15-3 What is a junction potential
Whenever dissimilar electrolyte solutions are in contact, a voltage difference called the junction potential develops at their interface. This small voltage (usually a few millivolts) is found at each end of a salt bridge connecting two half-cells. The junction potential puts a fundamental limitation on the accuracy of direct potentiometric measurements. The steady-state junction potential represents a balance between the unequal mobilities. Development of the junction potential caused by unequal mobilities of Na+ and Cl−.

Junction potential: An electric potential that exists at the junction between two different electrolyte solutions or substances. It arises in solutions as a result of unequal rates of diffusion of different ions. A 0.1 M NaCl solution was placed in contact with a 0.1 M NaNO3. Which side of the junction is positive?

15-4 How ion-selective electrodes work
Respond selectively to one ion. Do not involve redox processes. Features a thin membrane capable of binding only the intended ion. The electric potential difference across the ion-selective membrane is measured with two reference electrodes.

15-5 pH measurements with a Glass electrode
The glass electrode used to measure pH is the most common ion-selective electrode. A typical pH combination electrode, incorporating both glass and reference electrodes in one body. Glass combination electrode with a silver-silver chloride reference electrode. The glass electrode is immersed in a solution of unknown pH so that the porous plug on the lower right is below the surface of the liquid. The two silver electrodes measure the voltage across the glass membrane.

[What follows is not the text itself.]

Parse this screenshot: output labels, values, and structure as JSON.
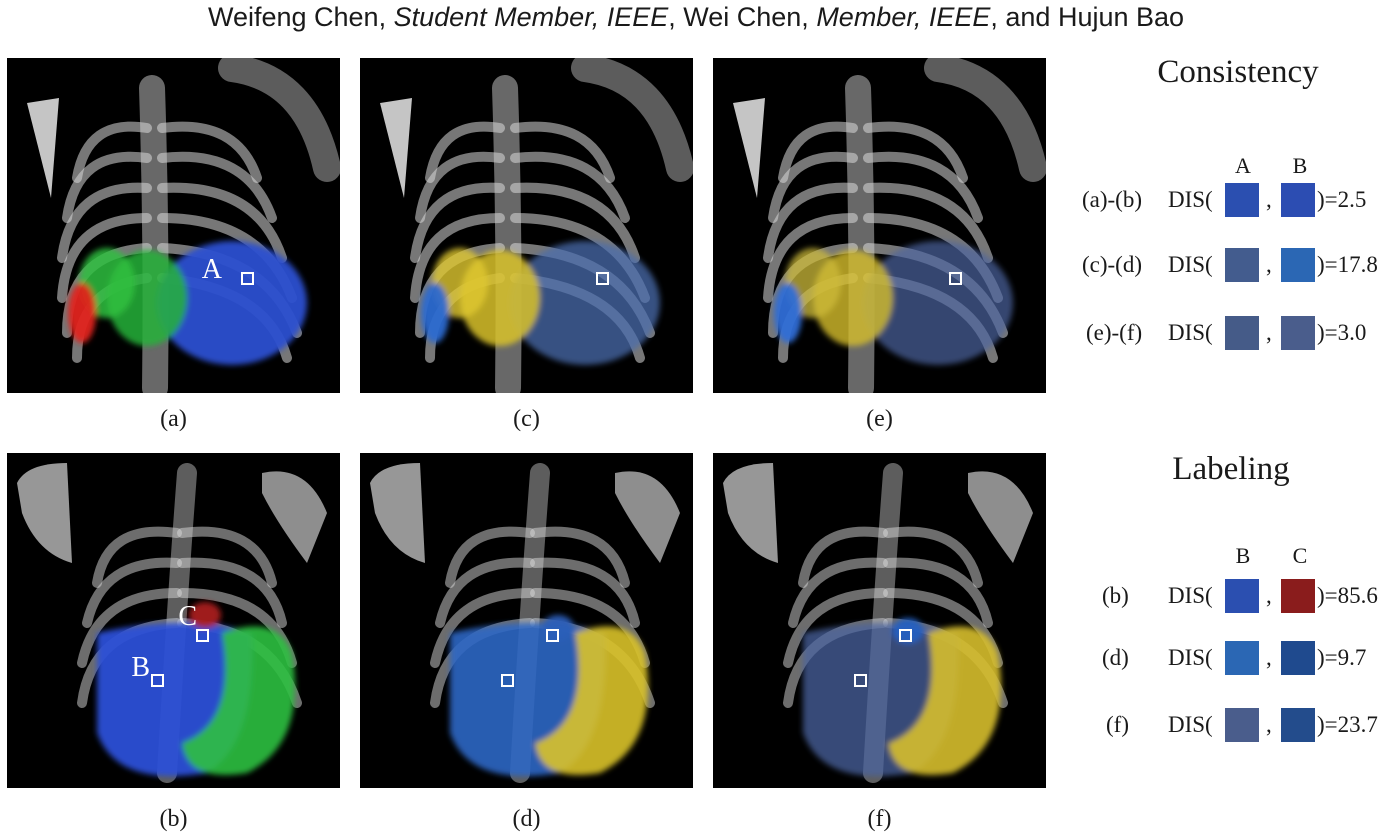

The potential difference between inner and outer silver-silver chloride electrodes depends on the chloride concentration in each electrode compartment and on the potential difference across the glass membrane. Because [Cl−] is fixed in each compartment and because [H+] is fixed on the inside of the glass membrane, the only variable is the pH of analyte solution outside the glass membrane. The voltage of the ideal pH electrode changes by mV for every pH-unit change of analyte activity at 25°C.

Errors in pH measurement
Standards. Junction potential Junction potential drift. Sodium error. Acid error. Equilibration time. Hydration of glass. Temperature. Cleaning.

Ion-selective electrodes-example
Most ion-selective electrodes fall into one of the following classes: 1. Glass membranes for H+ and certain monovalent cations 2. Solid-state electrodes based on inorganic salt crystals 3. Liquid-based electrodes using a hydrophobic polymer membrane saturated with a hydrophobic liquid ion exchanger 4. Compound electrodes with a species-selective electrode enclosed by a membrane that is able to separate that species from others or that generates the species in a chemical reaction.

Ion-selective electrodes-example
Electrodes that respond selectively to specific analytes in solution or in the gas phase. Ion exchange between heparin and Cl− associated with tetraalkylammonium ions in the membrane of the ion-selective electrode. Rotating ion-selective heparin electrode

Potentiometry with an Oscillating Reaction
The Belousov-Zhabotinskii reaction is a cerium-catalyzed oxidation of malonic acid by bromate, in which the quotient [Ce3+]/[Ce4+] oscillates by a factor of 10 to 100. Oscillation between yellow and colorless is set up in a 300-mL beaker with the following solutions: 160 mL of 1.5 M H2SO4 40 mL of 2 M malonic acid 30 mL of 0.5 M NaBrO3 (or saturated KBrO3) 4 mL of saturated ceric ammonium sulfate, (Ce(SO4)2 · 2(NH4)2SO4 · 2H2O)

Trace b shows two different cycles
superimposed in the same solution. This unusual event occurred in a reaction that had been oscillating normally for about 30 min